Major US universities that jumped into financial markets during the boom years are now paying the price for taking on too much risk with their endowments ahead of the global financial crisis.
Harvard Business School students cheer during their graduation ceremonies in Boston, Massachusetts following Harvard University's 358th Commencement June 4, 2009. (AFP Photo)
Some of the most prestigious US learning institutions have been hit hard after having shifted in recent years from a conservative strategy into riskier bets such as commodities, real estate and private equity ventures outside traditional markets.
Harvard University has acknowledged its endowment tumbled 27 percent in the 2008-2009 fiscal year to 26 billion dollars. Ivy League rival Yale University lost 30 percent over the same period, leaving its balance at 16 billion dollars.
The past year "marked the close of what was very likely the most challenging period in modern times for the financial markets as well as for the Harvard portfolio," said Jane Mendillo, who took over as president and chief executive of Harvard Management Company on July 1, 2008.

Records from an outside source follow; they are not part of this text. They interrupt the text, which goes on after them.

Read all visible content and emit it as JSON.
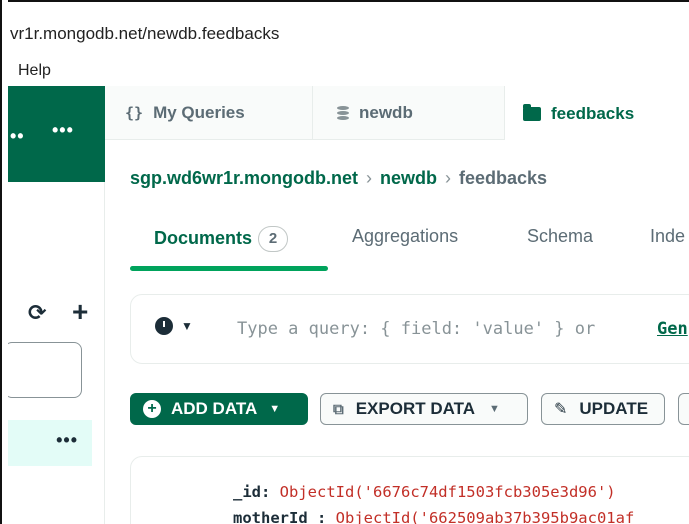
{
  "window": {
    "title": "vr1r.mongodb.net/newdb.feedbacks"
  },
  "menu": {
    "help": "Help"
  },
  "sidebar": {
    "dots_a": "••",
    "dots_b": "•••",
    "refresh_icon": "⟳",
    "add_icon": "+",
    "item_more": "•••"
  },
  "tabs": [
    {
      "icon": "{}",
      "label": "My Queries"
    },
    {
      "icon": "database",
      "label": "newdb"
    },
    {
      "icon": "folder",
      "label": "feedbacks"
    }
  ],
  "breadcrumb": [
    "sgp.wd6wr1r.mongodb.net",
    "newdb",
    "feedbacks"
  ],
  "subtabs": {
    "documents": "Documents",
    "documents_count": "2",
    "aggregations": "Aggregations",
    "schema": "Schema",
    "indexes": "Inde"
  },
  "query": {
    "placeholder": "Type a query: { field: 'value' } or",
    "generate": "Gen"
  },
  "toolbar": {
    "add_data": "ADD DATA",
    "export_data": "EXPORT DATA",
    "update": "UPDATE"
  },
  "document": {
    "id_key": "_id",
    "id_value": "ObjectId('6676c74df1503fcb305e3d96')",
    "mother_key": "motherId",
    "mother_value": "ObjectId('662509ab37b395b9ac01af"
  },
  "colors": {
    "brand": "#00684a",
    "accent": "#00a35c",
    "value": "#c22f27"
  }
}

Some say that a growing number of universities, which either manage their own investments or hire outside firms, became too greedy during the heady days of the boom in stocks, real estate and other assets.
Schools like Harvard and Yale, the wealthiest universities, employed an aggressive strategy "which of course helped them in previous years and now are hurting them," said Eric Bailey, managing partner of the investment consulting firm CapTrust.
"They lost probably twice if not more than twice what the average college might have in the same time period... these are big numbers."
Bailey said wealthy, elite schools like Yale and Harvard "are going to be fine" and eventually recover their losses, but some others might be hurt more.
"There have been smaller schools that have followed the path of Harvard and Yale, and there have been schools with much smaller endowments that allocated heavily to alternative investments," he said. "So they may not recover."
Some universities stayed conservative despite the temptation to get higher returns. Thus, Columbia University, another Ivy League institution, limited its loss to 16 percent in the past year, a spokesman said.
According to research firm Wilshire Associates, the median loss for foundations and endowments in the 12 months to June 30 was 19.1 percent despite a first-quarter round of 10.6 percent.
Yale president Richard Levin said only a small fraction of the school endowment is invested in publicly traded securities, so the recent stock market rebound has not helped Yale.
"The bulk of our endowment remains invested in illiquid assets, which have not begun to recover their value."
The hefty losses, Levin said, deal a double-whammy to the endowment, which is used to help fund numerous programs and provide financial aid to students.
"When it becomes headline news that you have suffered such substantial losses, it actually inhibits donors," he said.
Burton Weisbrod, economics professor at Northwestern University, said school endowments are learning the lessons of other investment managers about risk and reward.
"I do not attribute (the losses) to either dishonesty or bad management; it's the inevitable price of taking on more risk," he said.
"The wealthy schools of the country have over a period of a decade a substantially higher average rate of return in their investment. The way they got these higher returns was to get into riskier investments, that means more volatility. This is a terrible year for them, but they had a lot of very good years."